__Records for the task__.
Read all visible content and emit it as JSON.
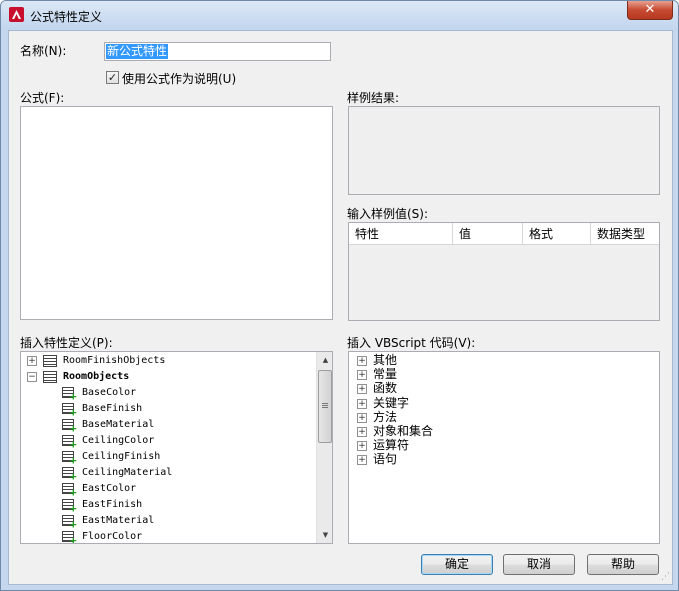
{
  "window": {
    "title": "公式特性定义",
    "close_label": "✕"
  },
  "name_field": {
    "label": "名称(N):",
    "value": "新公式特性"
  },
  "use_formula_checkbox": {
    "label": "使用公式作为说明(U)",
    "checked": true,
    "mark": "✓"
  },
  "formula": {
    "label": "公式(F):"
  },
  "sample_result": {
    "label": "样例结果:"
  },
  "sample_values": {
    "label": "输入样例值(S):",
    "columns": [
      "特性",
      "值",
      "格式",
      "数据类型"
    ]
  },
  "insert_property": {
    "label": "插入特性定义(P):",
    "items": [
      {
        "label": "RoomFinishObjects",
        "level": 0,
        "expander": "+",
        "bold": false
      },
      {
        "label": "RoomObjects",
        "level": 0,
        "expander": "−",
        "bold": true
      },
      {
        "label": "BaseColor",
        "level": 1
      },
      {
        "label": "BaseFinish",
        "level": 1
      },
      {
        "label": "BaseMaterial",
        "level": 1
      },
      {
        "label": "CeilingColor",
        "level": 1
      },
      {
        "label": "CeilingFinish",
        "level": 1
      },
      {
        "label": "CeilingMaterial",
        "level": 1
      },
      {
        "label": "EastColor",
        "level": 1
      },
      {
        "label": "EastFinish",
        "level": 1
      },
      {
        "label": "EastMaterial",
        "level": 1
      },
      {
        "label": "FloorColor",
        "level": 1
      }
    ],
    "scroll_up": "▲",
    "scroll_down": "▼"
  },
  "insert_vbscript": {
    "label": "插入 VBScript 代码(V):",
    "items": [
      "其他",
      "常量",
      "函数",
      "关键字",
      "方法",
      "对象和集合",
      "运算符",
      "语句"
    ],
    "expander": "+"
  },
  "buttons": {
    "ok": "确定",
    "cancel": "取消",
    "help": "帮助"
  },
  "colors": {
    "selection": "#3399ff",
    "title_bar": "#c4d7ee",
    "close_button": "#c74a32",
    "add_icon": "#1e9e1e"
  }
}
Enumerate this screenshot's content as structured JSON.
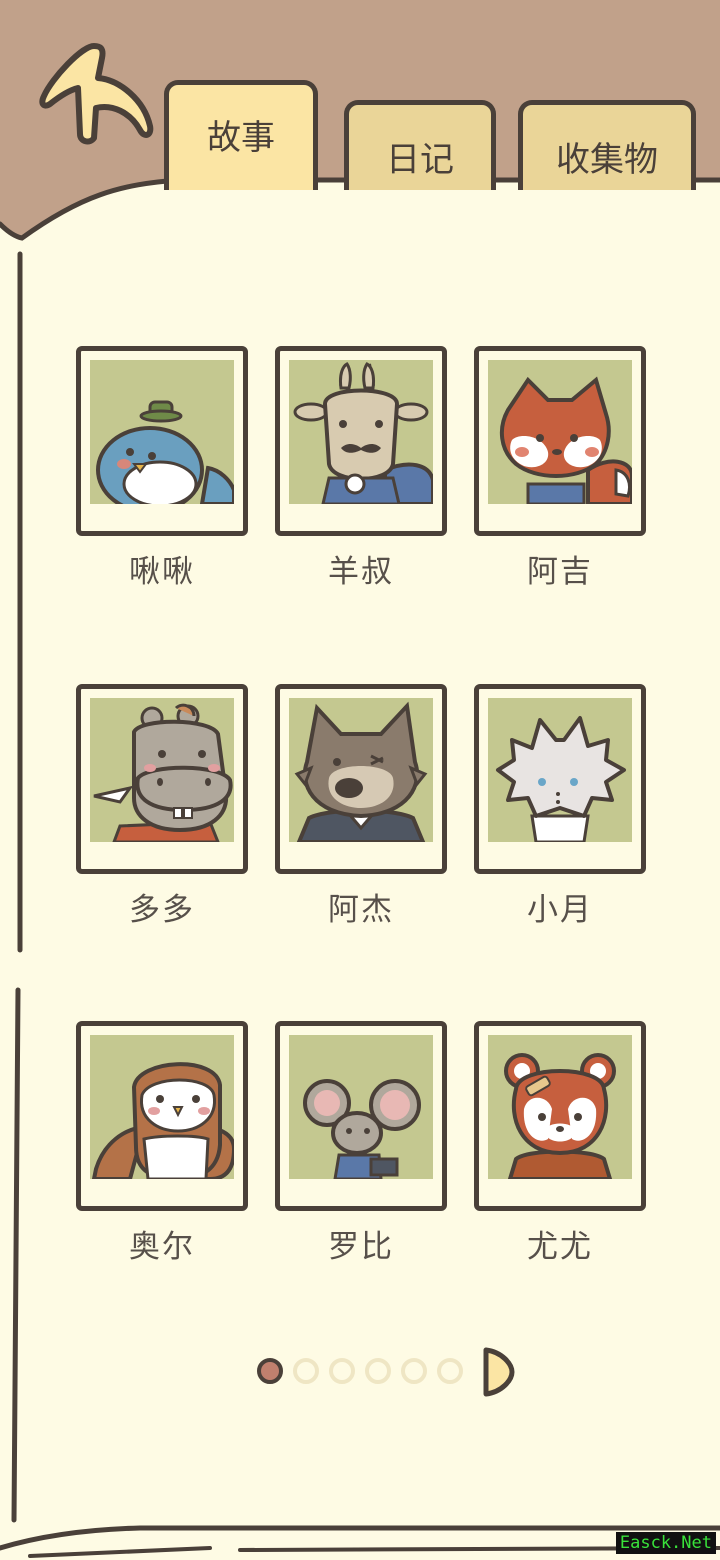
{
  "nav": {
    "back_icon": "back-arrow-icon",
    "tabs": [
      {
        "label": "故事",
        "active": true
      },
      {
        "label": "日记",
        "active": false
      },
      {
        "label": "收集物",
        "active": false
      }
    ]
  },
  "characters": [
    {
      "name": "啾啾",
      "icon": "blue-bird-portrait"
    },
    {
      "name": "羊叔",
      "icon": "goat-portrait"
    },
    {
      "name": "阿吉",
      "icon": "fox-portrait"
    },
    {
      "name": "多多",
      "icon": "hippo-portrait"
    },
    {
      "name": "阿杰",
      "icon": "wolf-portrait"
    },
    {
      "name": "小月",
      "icon": "white-cat-portrait"
    },
    {
      "name": "奥尔",
      "icon": "owl-portrait"
    },
    {
      "name": "罗比",
      "icon": "mouse-portrait"
    },
    {
      "name": "尤尤",
      "icon": "red-panda-portrait"
    }
  ],
  "pagination": {
    "current_page": 1,
    "total_pages": 6,
    "next_icon": "next-page-arrow-icon"
  },
  "colors": {
    "background_top": "#c1a18a",
    "page": "#fefbe4",
    "outline": "#4a4039",
    "tab": "#ead598",
    "tab_active": "#fbe5a4",
    "photo_bg": "#c4c890",
    "dot_active": "#c0806e"
  },
  "watermark": "Easck.Net"
}
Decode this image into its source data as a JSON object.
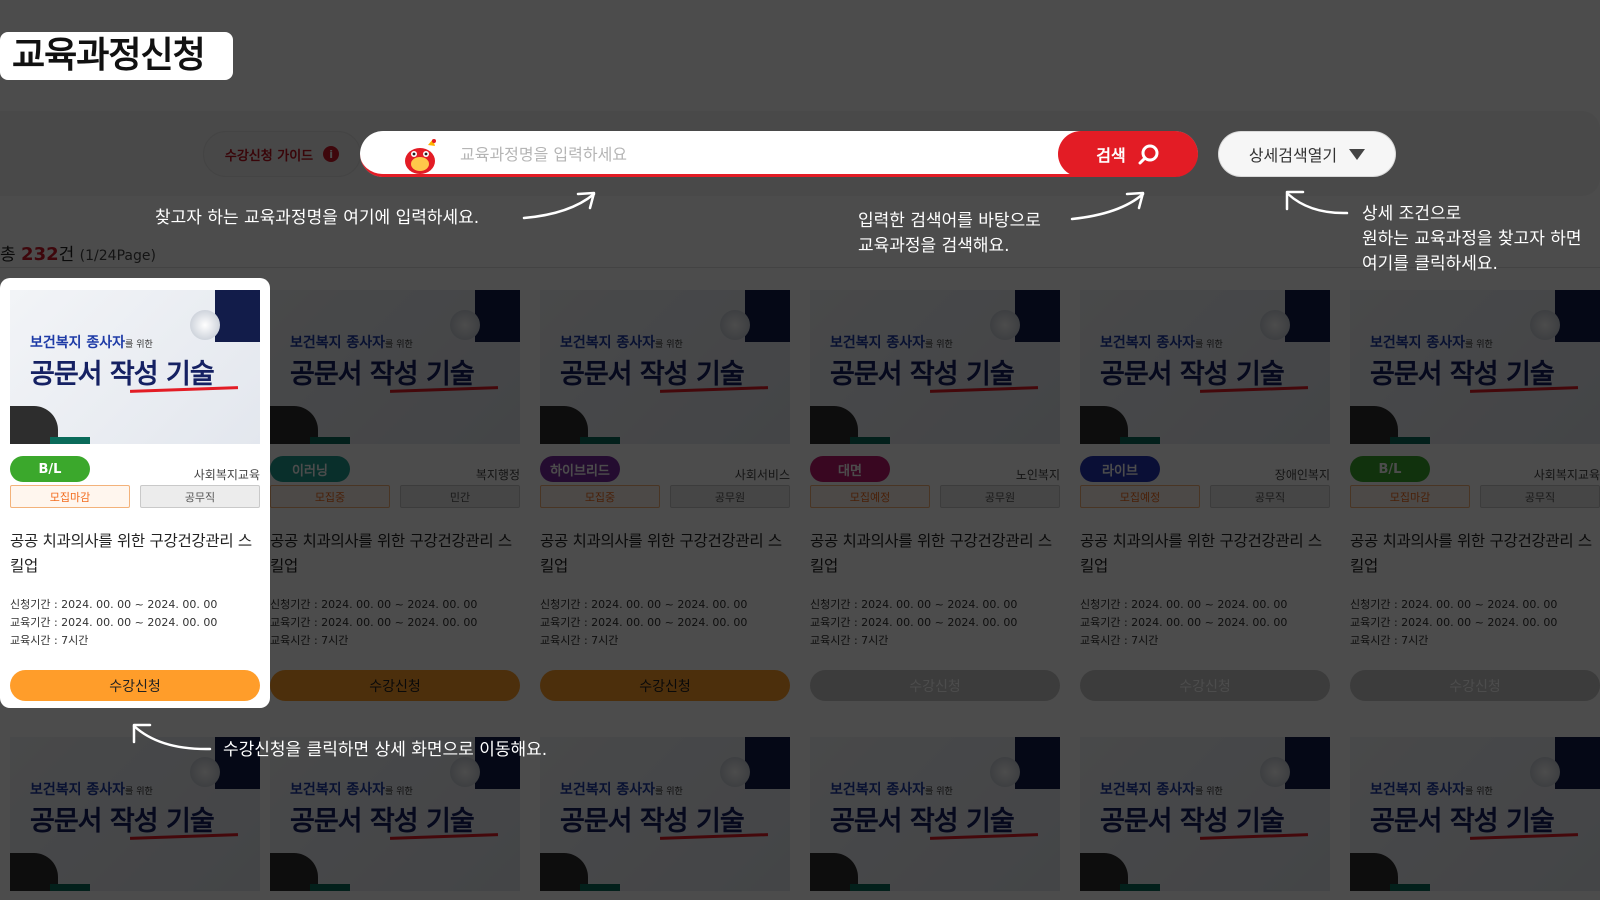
{
  "page": {
    "title": "교육과정신청"
  },
  "search": {
    "guide_label": "수강신청 가이드",
    "info_icon": "i",
    "placeholder": "교육과정명을 입력하세요",
    "search_label": "검색",
    "detail_label": "상세검색열기"
  },
  "results": {
    "prefix": "총",
    "count": "232",
    "unit": "건",
    "page_info": "(1/24Page)"
  },
  "thumbnail": {
    "line1_main": "보건복지 종사자",
    "line1_suffix": "를 위한",
    "line2": "공문서 작성 기술"
  },
  "card_labels": {
    "period_apply": "신청기간 :  2024. 00. 00 ~ 2024. 00. 00",
    "period_edu": "교육기간 :  2024. 00. 00 ~ 2024. 00. 00",
    "hours": "교육시간 : 7시간",
    "apply_button": "수강신청"
  },
  "cards": [
    {
      "type": "B/L",
      "type_color": "#3ba82c",
      "category": "사회복지교육",
      "status": "모집마감",
      "job": "공무직",
      "title": "공공 치과의사를 위한 구강건강관리 스킬업",
      "button_style": "orange"
    },
    {
      "type": "이러닝",
      "type_color": "#1f9e8f",
      "category": "복지행정",
      "status": "모집중",
      "job": "민간",
      "title": "공공 치과의사를 위한 구강건강관리 스킬업",
      "button_style": "orange"
    },
    {
      "type": "하이브리드",
      "type_color": "#7b2aa0",
      "category": "사회서비스",
      "status": "모집중",
      "job": "공무원",
      "title": "공공 치과의사를 위한 구강건강관리 스킬업",
      "button_style": "orange"
    },
    {
      "type": "대면",
      "type_color": "#c0186e",
      "category": "노인복지",
      "status": "모집예정",
      "job": "공무원",
      "title": "공공 치과의사를 위한 구강건강관리 스킬업",
      "button_style": "gray"
    },
    {
      "type": "라이브",
      "type_color": "#2232b5",
      "category": "장애인복지",
      "status": "모집예정",
      "job": "공무직",
      "title": "공공 치과의사를 위한 구강건강관리 스킬업",
      "button_style": "gray"
    },
    {
      "type": "B/L",
      "type_color": "#3ba82c",
      "category": "사회복지교육",
      "status": "모집마감",
      "job": "공무직",
      "title": "공공 치과의사를 위한 구강건강관리 스킬업",
      "button_style": "gray"
    }
  ],
  "annotations": {
    "search_input": "찾고자 하는 교육과정명을 여기에 입력하세요.",
    "search_button": [
      "입력한 검색어를 바탕으로",
      "교육과정을 검색해요."
    ],
    "detail_search": [
      "상세 조건으로",
      "원하는 교육과정을 찾고자 하면",
      "여기를 클릭하세요."
    ],
    "apply": "수강신청을 클릭하면 상세 화면으로 이동해요."
  },
  "colors": {
    "accent_red": "#e31c25",
    "apply_orange": "#ff9d2a",
    "overlay": "rgba(0,0,0,0.7)"
  }
}
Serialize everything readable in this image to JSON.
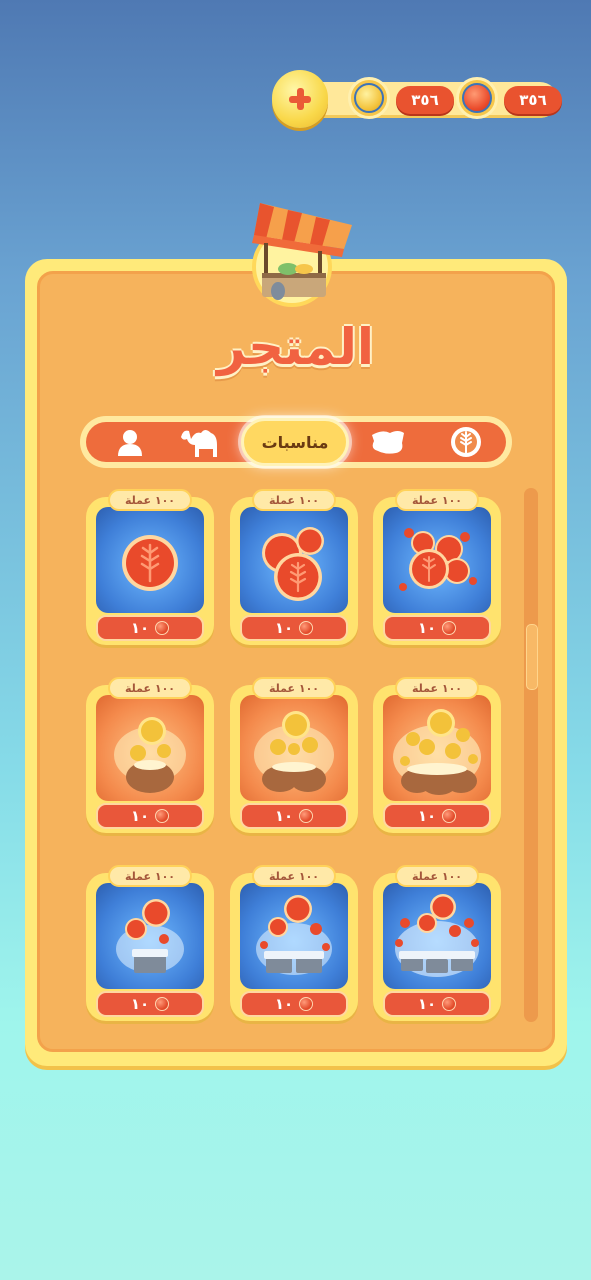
{
  "currency": {
    "add_icon": "plus-icon",
    "gold_icon": "gold-coin-icon",
    "gold_amount": "٣٥٦",
    "red_icon": "red-coin-icon",
    "red_amount": "٣٥٦"
  },
  "shop": {
    "title": "المتجر",
    "stall_icon": "market-stall-icon",
    "tabs": [
      {
        "icon": "wheat-coin-icon",
        "label": ""
      },
      {
        "icon": "map-icon",
        "label": ""
      },
      {
        "label": "مناسبات",
        "active": true
      },
      {
        "icon": "camel-icon",
        "label": ""
      },
      {
        "icon": "profile-icon",
        "label": ""
      }
    ],
    "items": [
      {
        "tag": "١٠٠ عملة",
        "price": "١٠",
        "art": "red-coin-single"
      },
      {
        "tag": "١٠٠ عملة",
        "price": "١٠",
        "art": "red-coin-few"
      },
      {
        "tag": "١٠٠ عملة",
        "price": "١٠",
        "art": "red-coin-pile"
      },
      {
        "tag": "١٠٠ عملة",
        "price": "١٠",
        "art": "gold-coin-bag-small"
      },
      {
        "tag": "١٠٠ عملة",
        "price": "١٠",
        "art": "gold-coin-bag-medium"
      },
      {
        "tag": "١٠٠ عملة",
        "price": "١٠",
        "art": "gold-coin-bag-large"
      },
      {
        "tag": "١٠٠ عملة",
        "price": "١٠",
        "art": "red-coin-chest-small"
      },
      {
        "tag": "١٠٠ عملة",
        "price": "١٠",
        "art": "red-coin-chest-medium"
      },
      {
        "tag": "١٠٠ عملة",
        "price": "١٠",
        "art": "red-coin-chest-large"
      }
    ]
  },
  "colors": {
    "panel": "#f6b35c",
    "accent": "#ee6c3c",
    "gold": "#ffe36e"
  }
}
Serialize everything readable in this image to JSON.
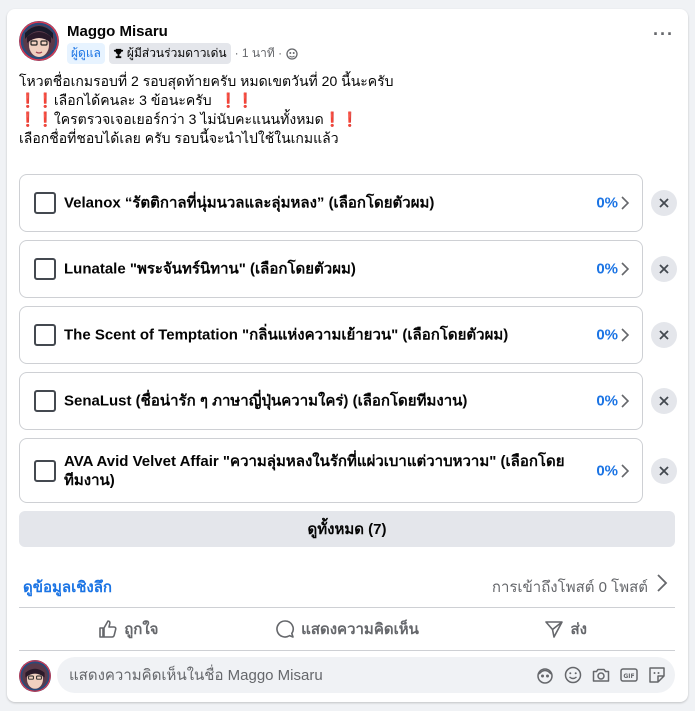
{
  "post": {
    "author": "Maggo Misaru",
    "role_badge": "ผู้ดูแล",
    "contributor_badge": "ผู้มีส่วนร่วมดาวเด่น",
    "time": "· 1 นาที ·",
    "more_icon": "more-horizontal-icon",
    "text_lines": [
      "โหวตชื่อเกมรอบที่ 2 รอบสุดท้ายครับ หมดเขตวันที่ 20 นี้นะครับ",
      "เลือกได้คนละ 3 ข้อนะครับ",
      "ใครตรวจเจอเยอร์กว่า 3 ไม่นับคะแนนทั้งหมด",
      "เลือกชื่อที่ชอบได้เลย ครับ  รอบนี้จะนำไปใช้ในเกมแล้ว"
    ],
    "emoji": "❗"
  },
  "poll": {
    "options": [
      {
        "label": "Velanox “รัตติกาลที่นุ่มนวลและลุ่มหลง” (เลือกโดยตัวผม)",
        "percent": "0%"
      },
      {
        "label": "Lunatale \"พระจันทร์นิทาน\" (เลือกโดยตัวผม)",
        "percent": "0%"
      },
      {
        "label": "The Scent of Temptation \"กลิ่นแห่งความเย้ายวน\" (เลือกโดยตัวผม)",
        "percent": "0%"
      },
      {
        "label": "SenaLust (ชื่อน่ารัก ๆ ภาษาญี่ปุ่นความใคร่) (เลือกโดยทีมงาน)",
        "percent": "0%"
      },
      {
        "label": "AVA Avid Velvet Affair \"ความลุ่มหลงในรักที่แผ่วเบาแต่วาบหวาม\" (เลือกโดยทีมงาน)",
        "percent": "0%"
      }
    ],
    "see_all": "ดูทั้งหมด (7)"
  },
  "insights": {
    "link": "ดูข้อมูลเชิงลึก",
    "reach": "การเข้าถึงโพสต์ 0 โพสต์"
  },
  "actions": {
    "like": "ถูกใจ",
    "comment": "แสดงความคิดเห็น",
    "share": "ส่ง"
  },
  "comment_box": {
    "placeholder": "แสดงความคิดเห็นในชื่อ Maggo Misaru",
    "icons": [
      "avatar-sticker-icon",
      "emoji-icon",
      "camera-icon",
      "gif-icon",
      "sticker-icon"
    ]
  },
  "colors": {
    "accent": "#1b74e4",
    "red": "#e41e3f",
    "muted": "#65676b"
  }
}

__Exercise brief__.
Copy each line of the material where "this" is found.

__Result of the exercise__.
Enumerate this screenshot's content as structured JSON.
Decode this image into its source data as a JSON object.
Serialize everything readable in this image to JSON.
Serialize everything readable in this image to JSON.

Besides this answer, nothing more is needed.